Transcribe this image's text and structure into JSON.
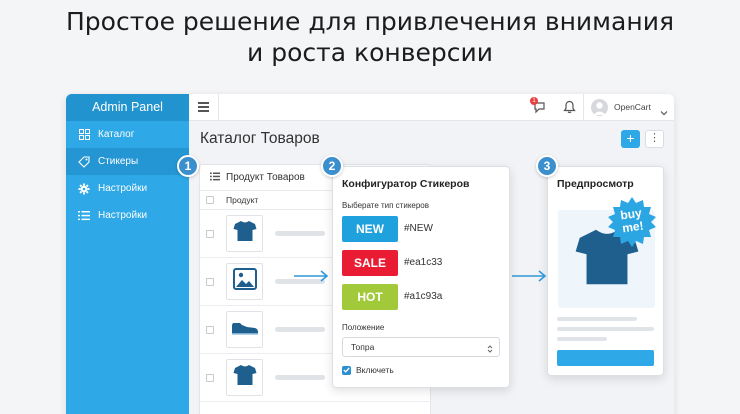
{
  "headline": {
    "line1": "Простое решение для привлечения внимания",
    "line2": "и роста конверсии"
  },
  "sidebar": {
    "title": "Admin Panel",
    "items": [
      {
        "label": "Каталог",
        "icon": "grid-icon"
      },
      {
        "label": "Стикеры",
        "icon": "tag-icon",
        "active": true
      },
      {
        "label": "Настройки",
        "icon": "gear-icon"
      },
      {
        "label": "Настройки",
        "icon": "list-icon"
      }
    ]
  },
  "topbar": {
    "notification_count": "1",
    "user_name": "OpenCart"
  },
  "page": {
    "title": "Каталог Товаров",
    "add_label": "+",
    "more_label": "⋮"
  },
  "product_card": {
    "title": "Продукт Товаров",
    "column_header": "Продукт",
    "rows": [
      {
        "thumb": "tshirt-icon"
      },
      {
        "thumb": "image-icon"
      },
      {
        "thumb": "sneaker-icon"
      },
      {
        "thumb": "tshirt-icon"
      }
    ]
  },
  "configurator": {
    "title": "Конфигуратор Стикеров",
    "type_label": "Выберате тип стикеров",
    "stickers": [
      {
        "label": "NEW",
        "code": "#NEW",
        "color": "#1ea1dd"
      },
      {
        "label": "SALE",
        "code": "#ea1c33",
        "color": "#ea1c33"
      },
      {
        "label": "HOT",
        "code": "#a1c93a",
        "color": "#a1c93a"
      }
    ],
    "position_label": "Положение",
    "position_value": "Топра",
    "enable_label": "Включеть"
  },
  "preview": {
    "title": "Предпросмотр",
    "badge_line1": "buy",
    "badge_line2": "me!"
  },
  "steps": [
    "1",
    "2",
    "3"
  ],
  "colors": {
    "sidebar": "#2ea8e6",
    "sidebar_header": "#2193cf",
    "step": "#3b8fcc",
    "accent": "#2ea8e6"
  }
}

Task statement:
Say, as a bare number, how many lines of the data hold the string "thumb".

Response area:
4